Copy the records below exactly, leaving out every picture.

......

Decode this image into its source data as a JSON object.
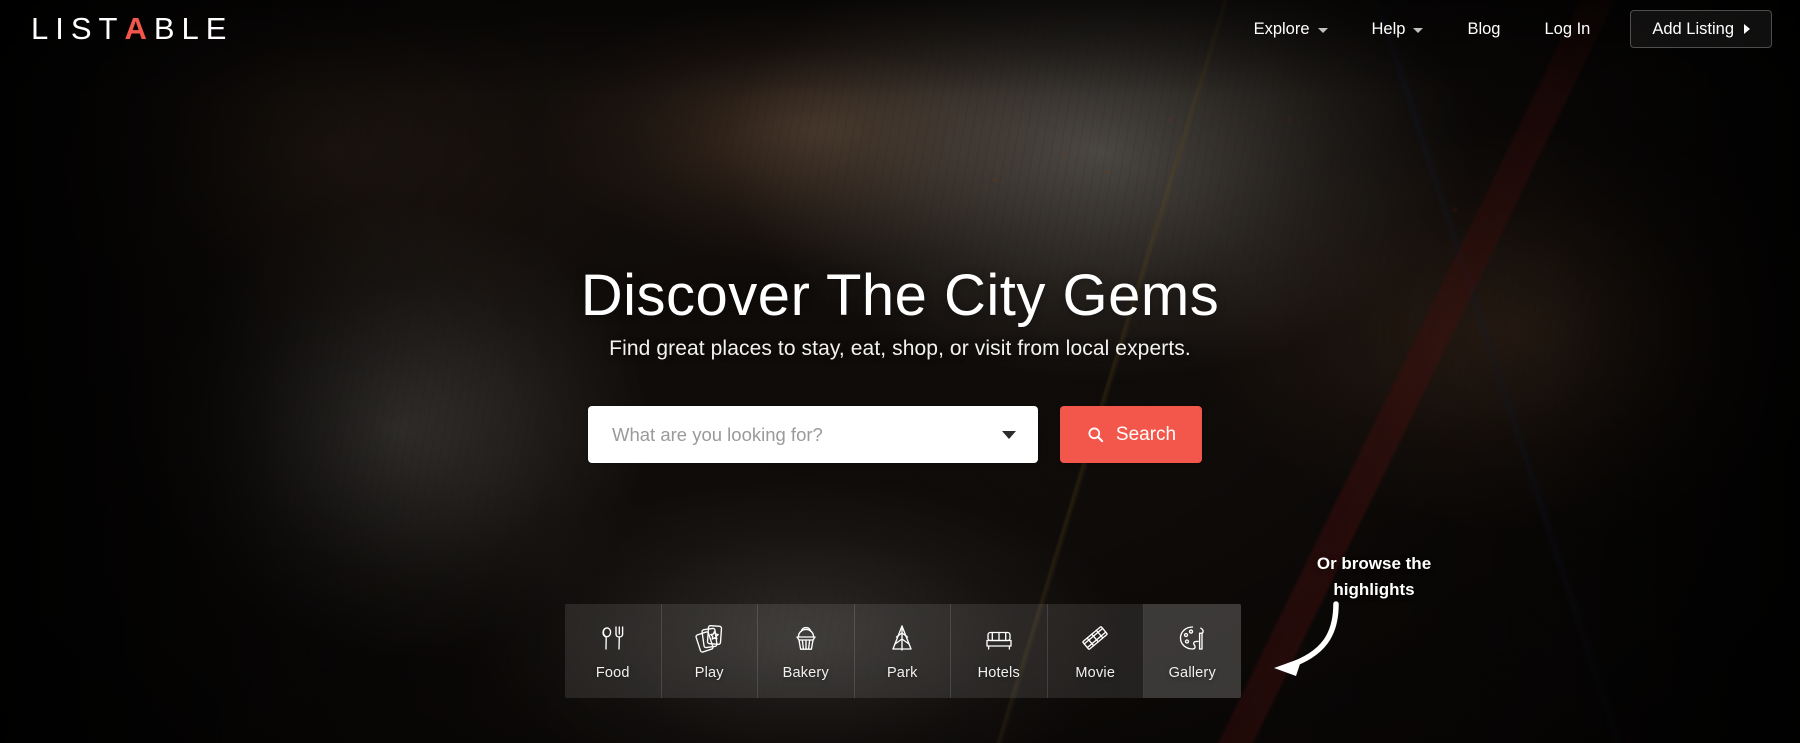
{
  "brand": {
    "name_before": "LIST",
    "name_mark": "A",
    "name_after": "BLE",
    "accent_color": "#f3564a"
  },
  "nav": {
    "items": [
      {
        "label": "Explore",
        "has_dropdown": true
      },
      {
        "label": "Help",
        "has_dropdown": true
      },
      {
        "label": "Blog",
        "has_dropdown": false
      },
      {
        "label": "Log In",
        "has_dropdown": false
      }
    ],
    "cta": {
      "label": "Add Listing",
      "icon": "caret-right-icon"
    }
  },
  "hero": {
    "title": "Discover The City Gems",
    "subtitle": "Find great places to stay, eat, shop, or visit from local experts."
  },
  "search": {
    "placeholder": "What are you looking for?",
    "value": "",
    "button_label": "Search",
    "button_color": "#f3564a",
    "dropdown_icon": "chevron-down-icon",
    "search_icon": "search-icon"
  },
  "browse_hint": {
    "line1": "Or browse the",
    "line2": "highlights",
    "arrow_icon": "curved-arrow-left-icon"
  },
  "categories": {
    "items": [
      {
        "label": "Food",
        "icon": "spoon-fork-icon",
        "active": false
      },
      {
        "label": "Play",
        "icon": "playing-cards-icon",
        "active": false
      },
      {
        "label": "Bakery",
        "icon": "cupcake-icon",
        "active": false
      },
      {
        "label": "Park",
        "icon": "tree-icon",
        "active": false
      },
      {
        "label": "Hotels",
        "icon": "bed-icon",
        "active": false
      },
      {
        "label": "Movie",
        "icon": "film-strip-icon",
        "active": false
      },
      {
        "label": "Gallery",
        "icon": "palette-icon",
        "active": true
      }
    ]
  }
}
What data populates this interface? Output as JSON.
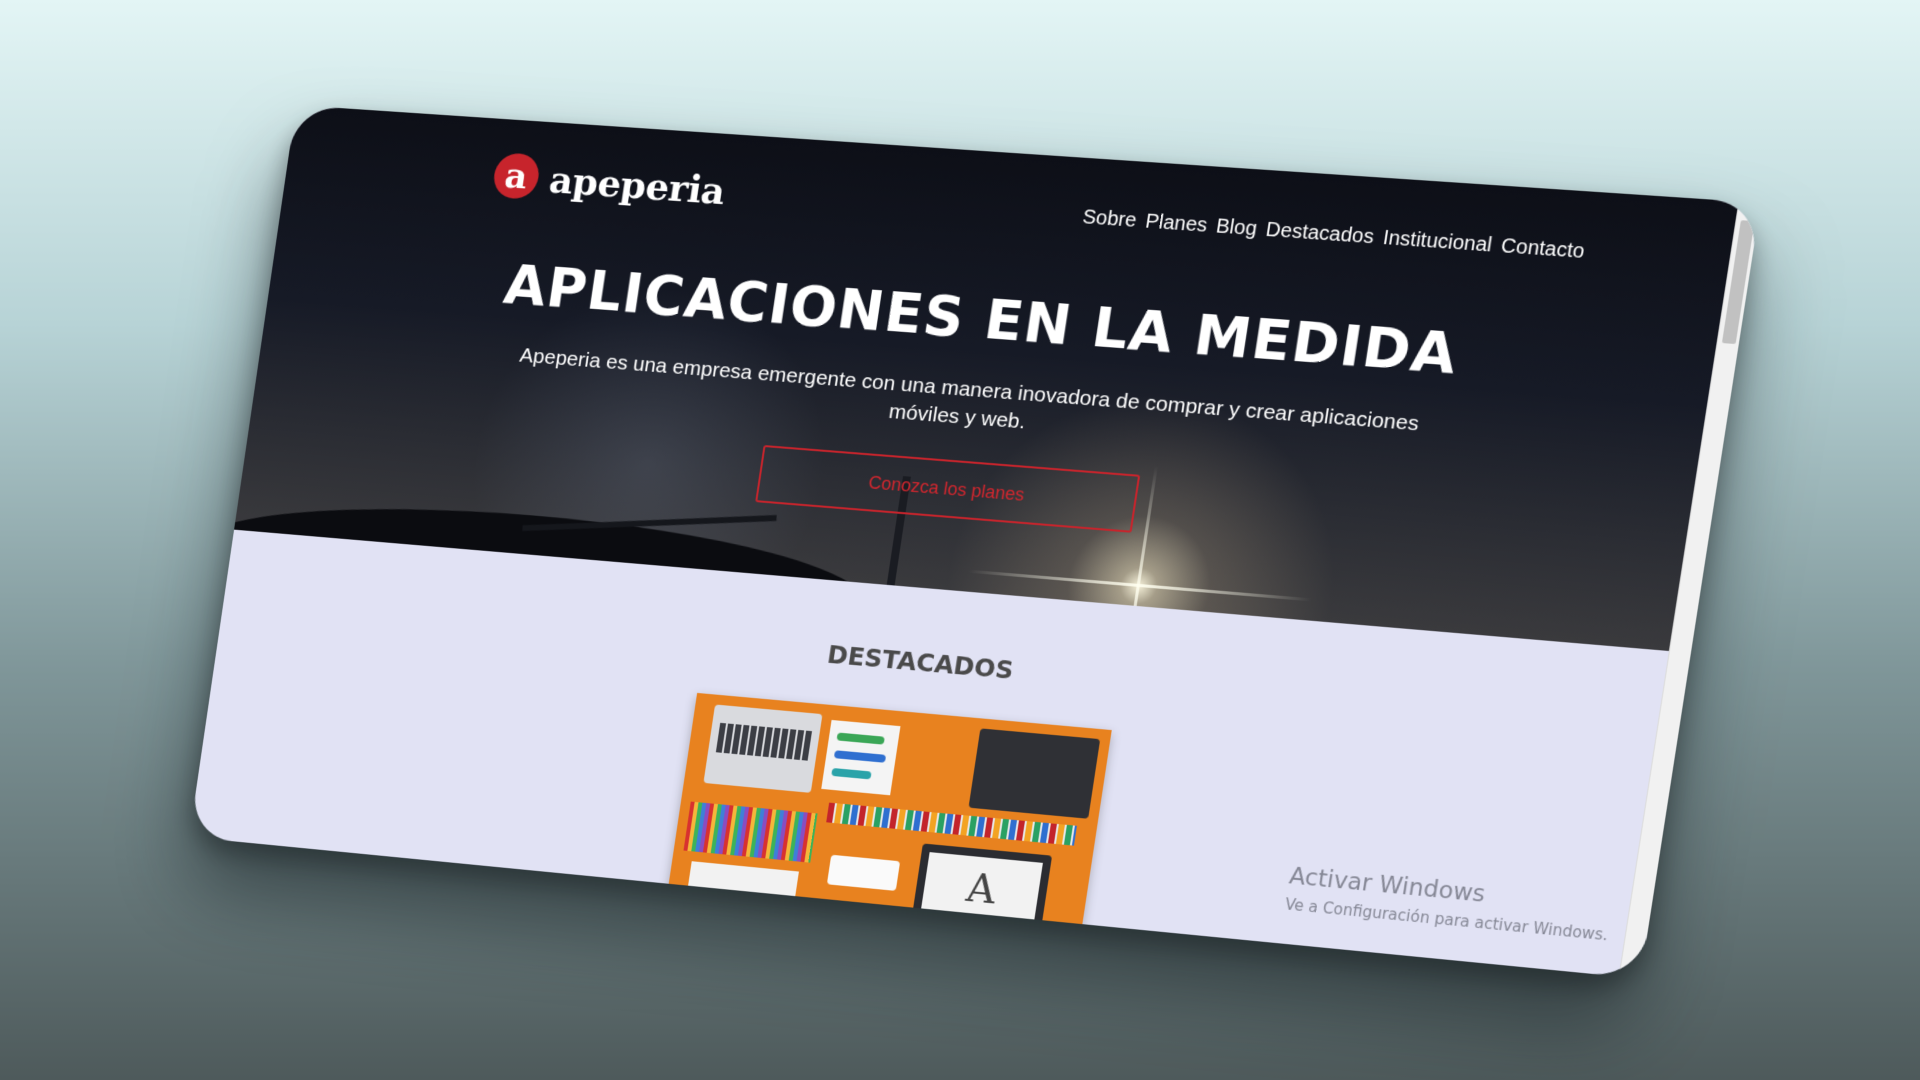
{
  "brand": {
    "logo_letter": "a",
    "name": "apeperia",
    "accent_color": "#c7242c"
  },
  "nav": {
    "links": [
      "Sobre",
      "Planes",
      "Blog",
      "Destacados",
      "Institucional",
      "Contacto"
    ]
  },
  "hero": {
    "title": "APLICACIONES EN LA MEDIDA",
    "subtitle": "Apeperia es una empresa emergente con una manera inovadora de comprar y crear aplicaciones móviles y web.",
    "cta_label": "Conozca los planes"
  },
  "featured": {
    "title": "DESTACADOS",
    "image_icon": "creative-workspace-illustration"
  },
  "windows_watermark": {
    "title": "Activar Windows",
    "subtitle": "Ve a Configuración para activar Windows."
  }
}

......

▸ Result of the exercise
Decode this image into its source data as a JSON object.
{
  "brand": {
    "name_before": "LIST",
    "name_mark": "A",
    "name_after": "BLE",
    "accent_color": "#f3564a"
  },
  "nav": {
    "items": [
      {
        "label": "Explore",
        "has_dropdown": true
      },
      {
        "label": "Help",
        "has_dropdown": true
      },
      {
        "label": "Blog",
        "has_dropdown": false
      },
      {
        "label": "Log In",
        "has_dropdown": false
      }
    ],
    "cta": {
      "label": "Add Listing",
      "icon": "caret-right-icon"
    }
  },
  "hero": {
    "title": "Discover The City Gems",
    "subtitle": "Find great places to stay, eat, shop, or visit from local experts."
  },
  "search": {
    "placeholder": "What are you looking for?",
    "value": "",
    "button_label": "Search",
    "button_color": "#f3564a",
    "dropdown_icon": "chevron-down-icon",
    "search_icon": "search-icon"
  },
  "browse_hint": {
    "line1": "Or browse the",
    "line2": "highlights",
    "arrow_icon": "curved-arrow-left-icon"
  },
  "categories": {
    "items": [
      {
        "label": "Food",
        "icon": "spoon-fork-icon",
        "active": false
      },
      {
        "label": "Play",
        "icon": "playing-cards-icon",
        "active": false
      },
      {
        "label": "Bakery",
        "icon": "cupcake-icon",
        "active": false
      },
      {
        "label": "Park",
        "icon": "tree-icon",
        "active": false
      },
      {
        "label": "Hotels",
        "icon": "bed-icon",
        "active": false
      },
      {
        "label": "Movie",
        "icon": "film-strip-icon",
        "active": false
      },
      {
        "label": "Gallery",
        "icon": "palette-icon",
        "active": true
      }
    ]
  }
}
What data populates this interface? Output as JSON.
{
  "brand": {
    "logo_letter": "a",
    "name": "apeperia",
    "accent_color": "#c7242c"
  },
  "nav": {
    "links": [
      "Sobre",
      "Planes",
      "Blog",
      "Destacados",
      "Institucional",
      "Contacto"
    ]
  },
  "hero": {
    "title": "APLICACIONES EN LA MEDIDA",
    "subtitle": "Apeperia es una empresa emergente con una manera inovadora de comprar y crear aplicaciones móviles y web.",
    "cta_label": "Conozca los planes"
  },
  "featured": {
    "title": "DESTACADOS",
    "image_icon": "creative-workspace-illustration"
  },
  "windows_watermark": {
    "title": "Activar Windows",
    "subtitle": "Ve a Configuración para activar Windows."
  }
}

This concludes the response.